- **What is being asked**
Lines containing the word "badge" are to be copied from the data below.

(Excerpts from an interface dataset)
# # # # #

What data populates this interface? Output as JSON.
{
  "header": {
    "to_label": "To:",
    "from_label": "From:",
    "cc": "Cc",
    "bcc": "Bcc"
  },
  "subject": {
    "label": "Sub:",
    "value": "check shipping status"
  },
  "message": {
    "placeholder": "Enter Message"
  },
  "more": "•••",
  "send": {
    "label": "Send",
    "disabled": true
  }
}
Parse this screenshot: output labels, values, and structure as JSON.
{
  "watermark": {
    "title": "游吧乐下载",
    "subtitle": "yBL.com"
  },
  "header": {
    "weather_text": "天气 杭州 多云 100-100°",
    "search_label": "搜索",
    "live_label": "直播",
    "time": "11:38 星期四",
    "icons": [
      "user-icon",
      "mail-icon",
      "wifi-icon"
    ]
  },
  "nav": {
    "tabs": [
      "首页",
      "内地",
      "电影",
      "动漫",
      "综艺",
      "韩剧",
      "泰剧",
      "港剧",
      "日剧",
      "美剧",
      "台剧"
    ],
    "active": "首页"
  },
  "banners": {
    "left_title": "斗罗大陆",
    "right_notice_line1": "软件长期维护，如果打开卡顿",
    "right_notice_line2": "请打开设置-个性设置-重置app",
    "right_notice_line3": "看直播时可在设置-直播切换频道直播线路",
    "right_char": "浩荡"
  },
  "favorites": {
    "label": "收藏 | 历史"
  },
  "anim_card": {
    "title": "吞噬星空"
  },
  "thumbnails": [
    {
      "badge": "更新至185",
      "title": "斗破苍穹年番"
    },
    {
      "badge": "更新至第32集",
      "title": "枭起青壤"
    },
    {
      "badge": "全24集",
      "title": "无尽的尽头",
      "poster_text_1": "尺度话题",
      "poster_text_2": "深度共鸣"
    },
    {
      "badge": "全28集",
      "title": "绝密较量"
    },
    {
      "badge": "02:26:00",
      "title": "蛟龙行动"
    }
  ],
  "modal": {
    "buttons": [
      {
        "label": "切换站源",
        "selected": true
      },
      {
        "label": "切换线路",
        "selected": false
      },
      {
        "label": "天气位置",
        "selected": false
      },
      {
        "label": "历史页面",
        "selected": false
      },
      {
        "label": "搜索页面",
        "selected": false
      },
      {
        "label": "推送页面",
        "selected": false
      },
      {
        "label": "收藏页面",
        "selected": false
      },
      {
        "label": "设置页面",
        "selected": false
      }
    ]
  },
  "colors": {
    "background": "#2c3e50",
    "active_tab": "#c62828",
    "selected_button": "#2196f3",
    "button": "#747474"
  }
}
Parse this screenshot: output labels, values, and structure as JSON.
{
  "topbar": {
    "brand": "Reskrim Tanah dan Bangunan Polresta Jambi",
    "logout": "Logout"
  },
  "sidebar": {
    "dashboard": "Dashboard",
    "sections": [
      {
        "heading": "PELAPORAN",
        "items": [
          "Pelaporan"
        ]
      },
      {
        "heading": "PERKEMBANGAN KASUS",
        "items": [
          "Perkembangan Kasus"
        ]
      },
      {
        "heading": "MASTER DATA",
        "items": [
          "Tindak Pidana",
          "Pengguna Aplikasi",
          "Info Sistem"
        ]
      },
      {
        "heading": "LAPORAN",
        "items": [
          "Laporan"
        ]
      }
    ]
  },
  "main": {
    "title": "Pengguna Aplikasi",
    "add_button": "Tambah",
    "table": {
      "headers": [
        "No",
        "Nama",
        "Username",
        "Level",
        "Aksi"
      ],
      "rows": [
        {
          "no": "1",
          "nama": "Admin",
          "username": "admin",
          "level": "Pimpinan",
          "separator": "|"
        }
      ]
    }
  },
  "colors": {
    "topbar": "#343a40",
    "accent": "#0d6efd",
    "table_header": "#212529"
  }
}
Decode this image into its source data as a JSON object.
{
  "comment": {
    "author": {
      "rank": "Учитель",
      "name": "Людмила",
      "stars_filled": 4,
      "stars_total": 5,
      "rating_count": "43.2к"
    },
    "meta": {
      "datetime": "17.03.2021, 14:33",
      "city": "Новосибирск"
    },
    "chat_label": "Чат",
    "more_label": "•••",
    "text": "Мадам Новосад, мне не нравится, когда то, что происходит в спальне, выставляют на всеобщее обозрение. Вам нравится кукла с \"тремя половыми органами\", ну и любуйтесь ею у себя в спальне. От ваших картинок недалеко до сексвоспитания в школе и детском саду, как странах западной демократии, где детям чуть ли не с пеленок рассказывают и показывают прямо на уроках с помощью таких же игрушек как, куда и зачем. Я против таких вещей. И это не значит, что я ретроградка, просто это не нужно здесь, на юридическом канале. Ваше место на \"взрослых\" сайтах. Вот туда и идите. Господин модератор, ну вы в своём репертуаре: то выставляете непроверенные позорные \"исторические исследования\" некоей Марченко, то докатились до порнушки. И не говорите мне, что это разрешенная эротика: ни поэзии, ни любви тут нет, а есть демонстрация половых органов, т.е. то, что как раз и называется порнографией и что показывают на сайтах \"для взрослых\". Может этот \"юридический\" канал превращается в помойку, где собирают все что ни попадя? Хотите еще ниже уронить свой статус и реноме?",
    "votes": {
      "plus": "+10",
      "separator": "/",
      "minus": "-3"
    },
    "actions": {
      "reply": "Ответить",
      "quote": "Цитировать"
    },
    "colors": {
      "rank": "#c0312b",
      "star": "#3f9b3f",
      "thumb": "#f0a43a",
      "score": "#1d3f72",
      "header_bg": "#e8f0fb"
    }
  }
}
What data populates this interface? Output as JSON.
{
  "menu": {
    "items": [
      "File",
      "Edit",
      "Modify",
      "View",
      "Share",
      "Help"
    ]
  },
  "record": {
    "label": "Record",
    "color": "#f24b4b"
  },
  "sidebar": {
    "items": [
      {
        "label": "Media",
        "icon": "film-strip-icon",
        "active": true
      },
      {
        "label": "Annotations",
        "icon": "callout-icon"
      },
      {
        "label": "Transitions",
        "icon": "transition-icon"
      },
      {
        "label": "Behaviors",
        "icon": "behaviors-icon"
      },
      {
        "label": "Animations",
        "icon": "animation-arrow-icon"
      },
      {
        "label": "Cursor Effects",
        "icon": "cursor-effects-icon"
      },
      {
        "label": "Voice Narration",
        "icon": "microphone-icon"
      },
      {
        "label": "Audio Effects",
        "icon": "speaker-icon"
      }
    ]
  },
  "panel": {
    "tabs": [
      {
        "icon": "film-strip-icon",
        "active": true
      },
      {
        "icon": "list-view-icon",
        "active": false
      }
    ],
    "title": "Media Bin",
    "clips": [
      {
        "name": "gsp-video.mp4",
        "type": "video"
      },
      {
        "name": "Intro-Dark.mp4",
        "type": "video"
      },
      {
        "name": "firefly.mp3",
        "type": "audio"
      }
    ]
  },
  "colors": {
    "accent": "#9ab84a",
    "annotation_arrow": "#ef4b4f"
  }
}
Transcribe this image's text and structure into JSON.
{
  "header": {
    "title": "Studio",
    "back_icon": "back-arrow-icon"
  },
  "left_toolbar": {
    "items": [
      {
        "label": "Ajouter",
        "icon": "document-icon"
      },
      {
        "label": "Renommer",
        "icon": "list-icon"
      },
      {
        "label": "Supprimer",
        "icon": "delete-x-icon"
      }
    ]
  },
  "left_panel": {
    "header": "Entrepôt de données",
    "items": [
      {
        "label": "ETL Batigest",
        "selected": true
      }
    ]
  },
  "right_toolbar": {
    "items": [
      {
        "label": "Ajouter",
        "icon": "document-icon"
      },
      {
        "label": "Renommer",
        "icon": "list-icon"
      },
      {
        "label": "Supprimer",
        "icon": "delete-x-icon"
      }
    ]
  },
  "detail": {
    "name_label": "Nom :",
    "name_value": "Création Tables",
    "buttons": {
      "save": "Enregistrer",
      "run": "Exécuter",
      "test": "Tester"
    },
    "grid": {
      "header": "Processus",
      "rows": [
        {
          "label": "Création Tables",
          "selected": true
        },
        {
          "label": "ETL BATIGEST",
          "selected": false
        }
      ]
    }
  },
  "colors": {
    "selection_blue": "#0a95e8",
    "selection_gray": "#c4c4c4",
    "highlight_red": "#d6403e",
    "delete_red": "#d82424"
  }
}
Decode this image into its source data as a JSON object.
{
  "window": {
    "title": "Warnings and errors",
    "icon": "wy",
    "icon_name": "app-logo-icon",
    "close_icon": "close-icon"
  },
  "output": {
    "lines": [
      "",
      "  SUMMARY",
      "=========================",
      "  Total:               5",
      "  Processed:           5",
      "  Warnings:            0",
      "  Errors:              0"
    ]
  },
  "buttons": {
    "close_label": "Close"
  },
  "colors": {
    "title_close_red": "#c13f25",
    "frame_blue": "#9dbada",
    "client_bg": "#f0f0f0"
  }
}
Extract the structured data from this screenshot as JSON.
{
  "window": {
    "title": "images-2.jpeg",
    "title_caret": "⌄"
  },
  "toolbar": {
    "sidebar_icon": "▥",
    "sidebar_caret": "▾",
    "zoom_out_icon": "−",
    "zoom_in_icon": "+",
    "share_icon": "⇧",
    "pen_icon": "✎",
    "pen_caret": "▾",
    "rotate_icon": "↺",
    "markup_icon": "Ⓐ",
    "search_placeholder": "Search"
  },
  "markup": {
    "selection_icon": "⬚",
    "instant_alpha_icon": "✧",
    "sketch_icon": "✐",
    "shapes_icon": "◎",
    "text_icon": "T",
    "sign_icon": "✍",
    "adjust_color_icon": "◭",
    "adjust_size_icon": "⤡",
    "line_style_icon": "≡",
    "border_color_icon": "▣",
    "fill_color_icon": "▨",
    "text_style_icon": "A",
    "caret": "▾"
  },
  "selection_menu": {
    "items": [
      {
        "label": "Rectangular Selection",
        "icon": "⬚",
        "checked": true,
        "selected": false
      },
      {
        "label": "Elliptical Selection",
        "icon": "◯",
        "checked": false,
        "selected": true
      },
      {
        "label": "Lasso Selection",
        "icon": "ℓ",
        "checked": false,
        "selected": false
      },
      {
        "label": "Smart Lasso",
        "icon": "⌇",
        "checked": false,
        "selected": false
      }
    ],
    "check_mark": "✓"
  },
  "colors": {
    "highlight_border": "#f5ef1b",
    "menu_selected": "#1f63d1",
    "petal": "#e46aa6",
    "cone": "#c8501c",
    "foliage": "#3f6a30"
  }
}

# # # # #

- **Final answer**
      "badge": "更新至185",
      "badge": "更新至第32集",
      "badge": "全24集",
      "badge": "全28集",
      "badge": "02:26:00",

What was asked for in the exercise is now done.